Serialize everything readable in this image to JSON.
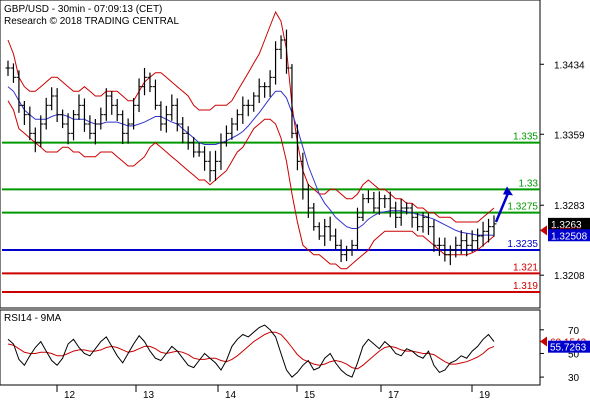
{
  "header": {
    "line1": "GBP/USD - 30min - 07:09:13 (CET)",
    "line2": "Research © 2018 TRADING CENTRAL"
  },
  "rsi_panel": {
    "label": "RSI14 - 9MA"
  },
  "colors": {
    "support": "#0000cc",
    "resistance": "#009900",
    "low_support": "#cc0000",
    "bands": "#cc0000",
    "ma": "#3333cc",
    "arrow": "#0000cc",
    "price_badge": "#000000",
    "ma_badge": "#0000cc"
  },
  "chart_data": [
    {
      "type": "candlestick",
      "symbol": "GBP/USD",
      "timeframe": "30min",
      "ylim": [
        1.3175,
        1.3475
      ],
      "y_ticks": [
        "1.3434",
        "1.3359",
        "1.3283",
        "1.3208"
      ],
      "x_ticks": [
        "12",
        "13",
        "14",
        "15",
        "16",
        "17",
        "19"
      ],
      "levels": [
        {
          "value": 1.335,
          "label": "1.335",
          "role": "resistance",
          "color": "#009900"
        },
        {
          "value": 1.33,
          "label": "1.33",
          "role": "resistance",
          "color": "#009900"
        },
        {
          "value": 1.3275,
          "label": "1.3275",
          "role": "pivot",
          "color": "#009900"
        },
        {
          "value": 1.3235,
          "label": "1.3235",
          "role": "support",
          "color": "#0000cc"
        },
        {
          "value": 1.321,
          "label": "1.321",
          "role": "support",
          "color": "#cc0000"
        },
        {
          "value": 1.319,
          "label": "1.319",
          "role": "support",
          "color": "#cc0000"
        }
      ],
      "badges": [
        {
          "value": 1.3263,
          "label": "1.3263",
          "kind": "last-price"
        },
        {
          "value": 1.3256,
          "label": "1.3256",
          "kind": "upper-band"
        },
        {
          "value": 1.32508,
          "label": "1.32508",
          "kind": "moving-average"
        }
      ],
      "close_path": [
        1.343,
        1.342,
        1.339,
        1.338,
        1.336,
        1.335,
        1.337,
        1.339,
        1.34,
        1.338,
        1.337,
        1.336,
        1.338,
        1.339,
        1.337,
        1.336,
        1.337,
        1.338,
        1.34,
        1.339,
        1.338,
        1.336,
        1.337,
        1.339,
        1.341,
        1.342,
        1.341,
        1.339,
        1.337,
        1.338,
        1.339,
        1.337,
        1.336,
        1.335,
        1.334,
        1.334,
        1.333,
        1.332,
        1.333,
        1.335,
        1.336,
        1.337,
        1.338,
        1.339,
        1.339,
        1.34,
        1.341,
        1.341,
        1.342,
        1.345,
        1.346,
        1.343,
        1.336,
        1.333,
        1.33,
        1.328,
        1.326,
        1.325,
        1.326,
        1.325,
        1.324,
        1.323,
        1.3235,
        1.324,
        1.327,
        1.329,
        1.329,
        1.328,
        1.329,
        1.329,
        1.328,
        1.327,
        1.328,
        1.328,
        1.327,
        1.326,
        1.327,
        1.326,
        1.324,
        1.324,
        1.323,
        1.3235,
        1.324,
        1.3245,
        1.324,
        1.3245,
        1.325,
        1.3255,
        1.326,
        1.3263
      ],
      "upper_band": [
        1.346,
        1.3445,
        1.342,
        1.341,
        1.3405,
        1.3405,
        1.341,
        1.3415,
        1.342,
        1.342,
        1.3415,
        1.341,
        1.3405,
        1.3405,
        1.341,
        1.3405,
        1.34,
        1.34,
        1.3405,
        1.3405,
        1.3405,
        1.34,
        1.3395,
        1.3395,
        1.3405,
        1.3415,
        1.342,
        1.3425,
        1.3425,
        1.342,
        1.3415,
        1.341,
        1.3405,
        1.34,
        1.339,
        1.3385,
        1.3385,
        1.3385,
        1.339,
        1.339,
        1.339,
        1.3395,
        1.3405,
        1.3415,
        1.3425,
        1.3435,
        1.3445,
        1.346,
        1.3475,
        1.349,
        1.348,
        1.345,
        1.339,
        1.335,
        1.332,
        1.3305,
        1.33,
        1.3295,
        1.3295,
        1.33,
        1.33,
        1.3295,
        1.329,
        1.329,
        1.3295,
        1.3305,
        1.331,
        1.3305,
        1.33,
        1.33,
        1.3295,
        1.329,
        1.329,
        1.3285,
        1.3285,
        1.328,
        1.328,
        1.3275,
        1.3275,
        1.327,
        1.327,
        1.327,
        1.3265,
        1.3265,
        1.3265,
        1.3265,
        1.3265,
        1.327,
        1.3275,
        1.328
      ],
      "lower_band": [
        1.3395,
        1.3385,
        1.3365,
        1.336,
        1.3355,
        1.335,
        1.3345,
        1.334,
        1.334,
        1.334,
        1.3345,
        1.3345,
        1.334,
        1.334,
        1.3335,
        1.3335,
        1.3335,
        1.334,
        1.334,
        1.334,
        1.3335,
        1.333,
        1.3325,
        1.3325,
        1.333,
        1.3335,
        1.3345,
        1.335,
        1.3345,
        1.334,
        1.3335,
        1.333,
        1.3325,
        1.332,
        1.3315,
        1.331,
        1.331,
        1.3305,
        1.331,
        1.3315,
        1.332,
        1.333,
        1.334,
        1.3345,
        1.3355,
        1.3365,
        1.337,
        1.3375,
        1.3375,
        1.337,
        1.3355,
        1.333,
        1.3295,
        1.3265,
        1.324,
        1.3235,
        1.323,
        1.323,
        1.3225,
        1.322,
        1.322,
        1.3215,
        1.3215,
        1.322,
        1.3225,
        1.323,
        1.3235,
        1.3245,
        1.325,
        1.3255,
        1.3255,
        1.3255,
        1.3255,
        1.3255,
        1.3255,
        1.325,
        1.325,
        1.3245,
        1.324,
        1.3235,
        1.323,
        1.323,
        1.323,
        1.323,
        1.323,
        1.3232,
        1.3235,
        1.324,
        1.3245,
        1.325
      ],
      "moving_average": [
        1.341,
        1.3405,
        1.3395,
        1.3385,
        1.338,
        1.3375,
        1.3375,
        1.3375,
        1.3378,
        1.338,
        1.338,
        1.3378,
        1.3375,
        1.3375,
        1.3375,
        1.3372,
        1.337,
        1.337,
        1.3372,
        1.3372,
        1.3372,
        1.337,
        1.3368,
        1.3368,
        1.337,
        1.3372,
        1.3375,
        1.3378,
        1.3378,
        1.3375,
        1.3372,
        1.337,
        1.3365,
        1.336,
        1.3355,
        1.335,
        1.3348,
        1.3348,
        1.3348,
        1.335,
        1.3352,
        1.3355,
        1.3358,
        1.3362,
        1.3368,
        1.3375,
        1.3382,
        1.339,
        1.3398,
        1.3405,
        1.3405,
        1.3398,
        1.3382,
        1.3365,
        1.3345,
        1.3325,
        1.331,
        1.3295,
        1.3285,
        1.3278,
        1.327,
        1.3265,
        1.326,
        1.3258,
        1.3258,
        1.3262,
        1.3268,
        1.3272,
        1.3275,
        1.3276,
        1.3277,
        1.3277,
        1.3277,
        1.3276,
        1.3275,
        1.3273,
        1.3272,
        1.327,
        1.3268,
        1.3265,
        1.3262,
        1.3259,
        1.3256,
        1.3254,
        1.3253,
        1.3252,
        1.3251,
        1.3251,
        1.3251,
        1.32508
      ],
      "target_arrow": {
        "from": 1.3265,
        "to": 1.33
      }
    },
    {
      "type": "line",
      "name": "RSI14 - 9MA",
      "ylim": [
        25,
        80
      ],
      "y_ticks": [
        "70",
        "50",
        "30"
      ],
      "badges": [
        {
          "value": 60.1542,
          "label": "60.1542",
          "kind": "rsi"
        },
        {
          "value": 55.7263,
          "label": "55.7263",
          "kind": "rsi-ma"
        }
      ],
      "rsi": [
        62,
        58,
        45,
        40,
        48,
        55,
        60,
        52,
        44,
        40,
        46,
        58,
        62,
        55,
        50,
        48,
        54,
        60,
        64,
        56,
        48,
        42,
        50,
        58,
        65,
        60,
        52,
        46,
        44,
        50,
        56,
        52,
        46,
        40,
        38,
        44,
        50,
        46,
        42,
        36,
        44,
        56,
        62,
        66,
        64,
        68,
        72,
        74,
        70,
        64,
        50,
        36,
        30,
        34,
        40,
        44,
        36,
        38,
        46,
        50,
        42,
        36,
        32,
        30,
        42,
        56,
        62,
        58,
        54,
        60,
        56,
        50,
        48,
        54,
        52,
        48,
        46,
        52,
        40,
        34,
        36,
        42,
        44,
        48,
        46,
        52,
        56,
        62,
        66,
        60
      ],
      "rsi_ma": [
        58,
        57,
        54,
        51,
        50,
        50,
        51,
        51,
        50,
        48,
        48,
        50,
        52,
        53,
        53,
        52,
        52,
        53,
        55,
        56,
        55,
        53,
        51,
        52,
        54,
        56,
        56,
        54,
        51,
        50,
        51,
        52,
        51,
        49,
        46,
        45,
        45,
        46,
        46,
        44,
        43,
        45,
        48,
        52,
        56,
        60,
        63,
        66,
        68,
        68,
        66,
        61,
        55,
        49,
        45,
        43,
        41,
        40,
        41,
        43,
        44,
        43,
        41,
        38,
        37,
        40,
        44,
        48,
        52,
        55,
        56,
        55,
        53,
        52,
        52,
        51,
        50,
        50,
        49,
        46,
        43,
        41,
        41,
        42,
        43,
        45,
        47,
        50,
        54,
        56
      ]
    }
  ]
}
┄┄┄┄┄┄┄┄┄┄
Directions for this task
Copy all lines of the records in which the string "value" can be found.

Answer section
          "value": 1.335,
          "value": 1.33,
          "value": 1.3275,
          "value": 1.3235,
          "value": 1.321,
          "value": 1.319,
          "value": 1.3263,
          "value": 1.3256,
          "value": 1.32508,
          "value": 60.1542,
          "value": 55.7263,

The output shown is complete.